To illustrate, consider the following example source and target tables and data. Target(Employee ID int, Employee Name varchar(10), CONSTRAINT Target_PK PRIMARY KEY(Employee ID)); CREATE TABLE dbo.Source(Employee ID int, Employee Name varchar(10), CONSTRAINT Source_PK PRIMARY KEY(Employee ID)); GO INSERT dbo.For example We want to change the name of employee no 102 from ‘Sami’ to ‘Mohd Sami’ and to raise the salary by 10%. update emp set name=’Mohd Sami’, sal=sal (sal*10/100) where empno=102; Now we want to raise the salary of all employees by 5%.
In the following example, the filtering conditions are applied to the WHEN NOT MATCHED BY TARGET and the WHEN NOT MATCHED BY SOURCE. However, doing so can cause unexpected and incorrect results.update emp set name=upper(name); Suppose We have a student table with the following structure.Now to compute total which is sum of Maths, Phy and Chem and average.Rows in the source are matched with rows in the target based on the join predicate specified in the ON clause.
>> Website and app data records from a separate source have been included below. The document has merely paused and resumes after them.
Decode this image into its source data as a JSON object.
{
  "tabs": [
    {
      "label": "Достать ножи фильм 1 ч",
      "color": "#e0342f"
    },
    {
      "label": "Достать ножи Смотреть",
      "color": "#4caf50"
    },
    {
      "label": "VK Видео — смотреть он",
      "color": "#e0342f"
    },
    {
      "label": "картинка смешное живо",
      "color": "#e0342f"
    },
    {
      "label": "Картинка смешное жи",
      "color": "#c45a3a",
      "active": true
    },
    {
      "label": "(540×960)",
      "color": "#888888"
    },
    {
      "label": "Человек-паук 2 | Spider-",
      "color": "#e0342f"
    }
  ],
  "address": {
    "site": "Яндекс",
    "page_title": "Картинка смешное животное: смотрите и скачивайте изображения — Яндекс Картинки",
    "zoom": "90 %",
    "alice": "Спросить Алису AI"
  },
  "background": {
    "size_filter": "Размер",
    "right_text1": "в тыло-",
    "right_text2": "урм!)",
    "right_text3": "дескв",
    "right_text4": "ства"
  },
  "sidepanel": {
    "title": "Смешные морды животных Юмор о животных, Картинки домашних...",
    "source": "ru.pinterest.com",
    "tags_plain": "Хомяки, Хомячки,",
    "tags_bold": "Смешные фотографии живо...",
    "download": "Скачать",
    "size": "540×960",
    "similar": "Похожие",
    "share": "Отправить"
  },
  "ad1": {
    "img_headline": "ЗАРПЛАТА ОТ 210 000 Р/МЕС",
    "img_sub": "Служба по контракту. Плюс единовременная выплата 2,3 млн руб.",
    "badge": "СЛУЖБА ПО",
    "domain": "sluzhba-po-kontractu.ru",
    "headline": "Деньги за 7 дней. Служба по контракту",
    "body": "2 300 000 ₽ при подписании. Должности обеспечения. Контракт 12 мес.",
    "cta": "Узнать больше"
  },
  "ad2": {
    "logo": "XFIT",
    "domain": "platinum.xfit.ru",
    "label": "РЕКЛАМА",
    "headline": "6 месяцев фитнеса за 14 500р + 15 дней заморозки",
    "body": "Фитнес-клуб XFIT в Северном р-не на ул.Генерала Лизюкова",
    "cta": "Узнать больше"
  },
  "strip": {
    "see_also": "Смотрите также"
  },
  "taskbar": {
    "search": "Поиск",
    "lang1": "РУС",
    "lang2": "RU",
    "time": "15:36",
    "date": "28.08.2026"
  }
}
One insert, update, or delete operation is performed per input row.Depending on the WHEN clauses specified in the statement, the input row might be any one of the following: The combination of WHEN clauses specified in the MERGE statement determines the join type that is implemented by the query processor and affects the resulting input stream.